Allen Cheek said that he's glad that with his help, Cheek was able to follow her dreams.
"It was challenging at times, but she got a chance to accomplish what she wanted to do, and I have no problems with that. I wanted to be a schoolteacher, and I got to do what I wanted to do, so I'm glad she got to do what she wanted to do, too," he said.
Looking to the future
Cheek works every day, and by the time she's done with paperwork and completing rounds at her own practice, nearby hospitals and dialysis clinics, it's usually 9 or 10 p.m.
Though she is getting older, she has no desire to retire anytime soon.
"I enjoy working, and as long as I'm healthy, that keeps my brain working," Cheek said. "I plan to hopefully work smarter and not as much, and I'm hoping to build this practice up to where I can hire a partner who can hopefully take it on."
Cheek's relationship with her patients is one of the things she is most proud of.
"They're like my family, particularly my dialysis patients. They have to go somewhere (to a dialysis clinic) three times a week, so I would see them all the time; sometimes as much as I would see my own family," she said.
Cheek said her desire isn't to make billions of dollars, or for her practice to have hundreds of patients. She's happy as long as she's having a positive impact on the lives of her patients.
"With nephrology, you can't fix everything all of the time, but you can see a better way of life in a lot of the patients," Cheek said. "There's nothing better than seeing a patient that's been on dialysis get a transplant and return to their normal lifestyle. I celebrate with every patient that I have.
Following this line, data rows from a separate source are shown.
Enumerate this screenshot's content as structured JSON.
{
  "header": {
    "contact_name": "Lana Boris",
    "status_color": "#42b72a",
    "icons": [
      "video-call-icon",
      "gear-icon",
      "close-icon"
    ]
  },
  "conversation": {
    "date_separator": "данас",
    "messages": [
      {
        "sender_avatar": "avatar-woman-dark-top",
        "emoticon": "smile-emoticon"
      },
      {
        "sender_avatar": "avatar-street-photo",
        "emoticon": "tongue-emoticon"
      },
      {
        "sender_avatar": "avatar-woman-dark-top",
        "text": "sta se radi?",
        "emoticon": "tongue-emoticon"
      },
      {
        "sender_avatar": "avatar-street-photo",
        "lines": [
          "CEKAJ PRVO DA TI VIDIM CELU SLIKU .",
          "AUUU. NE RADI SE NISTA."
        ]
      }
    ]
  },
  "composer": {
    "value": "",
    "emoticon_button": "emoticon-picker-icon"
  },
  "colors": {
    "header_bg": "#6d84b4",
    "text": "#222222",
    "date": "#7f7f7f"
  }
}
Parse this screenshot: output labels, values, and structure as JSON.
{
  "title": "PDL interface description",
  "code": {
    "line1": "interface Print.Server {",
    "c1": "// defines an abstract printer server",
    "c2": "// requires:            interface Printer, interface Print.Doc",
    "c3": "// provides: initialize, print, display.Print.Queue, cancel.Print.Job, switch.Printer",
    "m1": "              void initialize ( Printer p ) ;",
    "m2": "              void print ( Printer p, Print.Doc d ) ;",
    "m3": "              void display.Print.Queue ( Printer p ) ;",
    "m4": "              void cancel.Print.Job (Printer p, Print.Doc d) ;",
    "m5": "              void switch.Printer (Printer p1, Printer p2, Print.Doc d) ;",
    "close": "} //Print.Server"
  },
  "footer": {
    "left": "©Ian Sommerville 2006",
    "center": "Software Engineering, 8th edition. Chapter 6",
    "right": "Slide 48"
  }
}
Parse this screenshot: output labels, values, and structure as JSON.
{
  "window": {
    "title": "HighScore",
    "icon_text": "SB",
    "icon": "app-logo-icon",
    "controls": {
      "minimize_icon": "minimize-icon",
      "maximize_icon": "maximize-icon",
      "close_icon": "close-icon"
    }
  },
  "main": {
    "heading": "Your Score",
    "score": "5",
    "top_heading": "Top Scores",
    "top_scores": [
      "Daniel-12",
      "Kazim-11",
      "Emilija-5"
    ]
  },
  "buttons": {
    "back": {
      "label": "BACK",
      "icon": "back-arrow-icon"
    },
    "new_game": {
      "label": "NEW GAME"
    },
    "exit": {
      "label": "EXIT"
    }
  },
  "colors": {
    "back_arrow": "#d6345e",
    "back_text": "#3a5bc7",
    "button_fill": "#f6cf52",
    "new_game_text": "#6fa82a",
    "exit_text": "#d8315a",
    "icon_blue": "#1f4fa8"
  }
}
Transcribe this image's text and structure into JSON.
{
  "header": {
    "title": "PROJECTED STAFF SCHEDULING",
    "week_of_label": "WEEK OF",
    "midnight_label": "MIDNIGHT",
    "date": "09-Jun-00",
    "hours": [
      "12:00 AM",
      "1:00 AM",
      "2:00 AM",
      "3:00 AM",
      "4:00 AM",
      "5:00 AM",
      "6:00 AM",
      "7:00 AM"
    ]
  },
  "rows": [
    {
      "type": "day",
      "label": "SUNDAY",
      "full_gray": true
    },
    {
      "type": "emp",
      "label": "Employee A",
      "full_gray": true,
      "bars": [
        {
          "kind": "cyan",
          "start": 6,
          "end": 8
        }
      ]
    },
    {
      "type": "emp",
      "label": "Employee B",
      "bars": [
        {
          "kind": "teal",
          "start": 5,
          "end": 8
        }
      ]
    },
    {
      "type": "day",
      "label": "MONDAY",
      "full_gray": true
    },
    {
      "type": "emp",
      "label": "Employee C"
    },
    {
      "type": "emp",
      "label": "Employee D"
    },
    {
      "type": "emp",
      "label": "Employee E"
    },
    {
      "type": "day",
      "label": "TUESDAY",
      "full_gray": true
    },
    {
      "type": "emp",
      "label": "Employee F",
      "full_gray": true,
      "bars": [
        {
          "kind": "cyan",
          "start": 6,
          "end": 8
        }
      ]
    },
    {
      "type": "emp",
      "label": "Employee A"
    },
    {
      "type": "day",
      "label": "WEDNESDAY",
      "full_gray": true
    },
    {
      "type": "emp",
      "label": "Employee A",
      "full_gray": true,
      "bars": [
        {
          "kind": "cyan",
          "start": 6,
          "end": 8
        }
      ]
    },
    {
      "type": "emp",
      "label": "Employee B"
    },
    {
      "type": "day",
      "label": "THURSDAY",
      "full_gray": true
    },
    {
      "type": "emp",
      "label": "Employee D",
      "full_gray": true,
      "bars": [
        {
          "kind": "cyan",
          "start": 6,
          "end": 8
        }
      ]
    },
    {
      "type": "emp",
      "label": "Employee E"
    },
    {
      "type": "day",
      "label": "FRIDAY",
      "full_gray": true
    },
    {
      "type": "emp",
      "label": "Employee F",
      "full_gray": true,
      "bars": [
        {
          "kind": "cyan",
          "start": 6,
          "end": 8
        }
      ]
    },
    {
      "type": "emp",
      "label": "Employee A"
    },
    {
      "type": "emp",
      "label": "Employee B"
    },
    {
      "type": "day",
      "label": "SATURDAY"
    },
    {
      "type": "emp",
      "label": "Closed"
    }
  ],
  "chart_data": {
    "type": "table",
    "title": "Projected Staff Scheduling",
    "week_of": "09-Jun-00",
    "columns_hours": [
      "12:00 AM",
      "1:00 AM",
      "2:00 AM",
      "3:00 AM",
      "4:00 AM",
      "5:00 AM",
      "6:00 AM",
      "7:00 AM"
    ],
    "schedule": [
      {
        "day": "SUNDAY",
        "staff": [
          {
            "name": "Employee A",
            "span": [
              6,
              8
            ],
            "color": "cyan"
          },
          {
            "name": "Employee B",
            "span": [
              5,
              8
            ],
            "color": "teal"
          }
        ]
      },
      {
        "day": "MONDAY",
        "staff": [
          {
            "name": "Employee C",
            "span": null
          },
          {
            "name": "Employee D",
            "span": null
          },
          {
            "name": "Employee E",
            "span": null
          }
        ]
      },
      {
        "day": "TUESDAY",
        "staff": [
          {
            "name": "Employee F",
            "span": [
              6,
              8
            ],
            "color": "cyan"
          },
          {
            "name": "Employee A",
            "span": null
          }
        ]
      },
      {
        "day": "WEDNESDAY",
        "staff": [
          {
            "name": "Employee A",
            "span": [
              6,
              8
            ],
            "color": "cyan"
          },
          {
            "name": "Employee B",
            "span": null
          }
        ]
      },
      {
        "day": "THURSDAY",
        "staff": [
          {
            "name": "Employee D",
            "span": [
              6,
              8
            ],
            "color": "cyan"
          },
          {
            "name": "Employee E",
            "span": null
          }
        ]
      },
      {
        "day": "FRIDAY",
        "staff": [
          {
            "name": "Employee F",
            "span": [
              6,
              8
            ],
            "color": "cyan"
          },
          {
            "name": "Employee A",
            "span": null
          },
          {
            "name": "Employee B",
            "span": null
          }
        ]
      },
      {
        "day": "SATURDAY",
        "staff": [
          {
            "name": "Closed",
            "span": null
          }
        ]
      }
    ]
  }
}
"I always tell my patients that dialysis is not a disability, it's an inconvenience. I try to help them believe that. It's all mind over matter, and working towards that goal of participating in things and doing things. You still can function. You still can be very involved," Cheek said.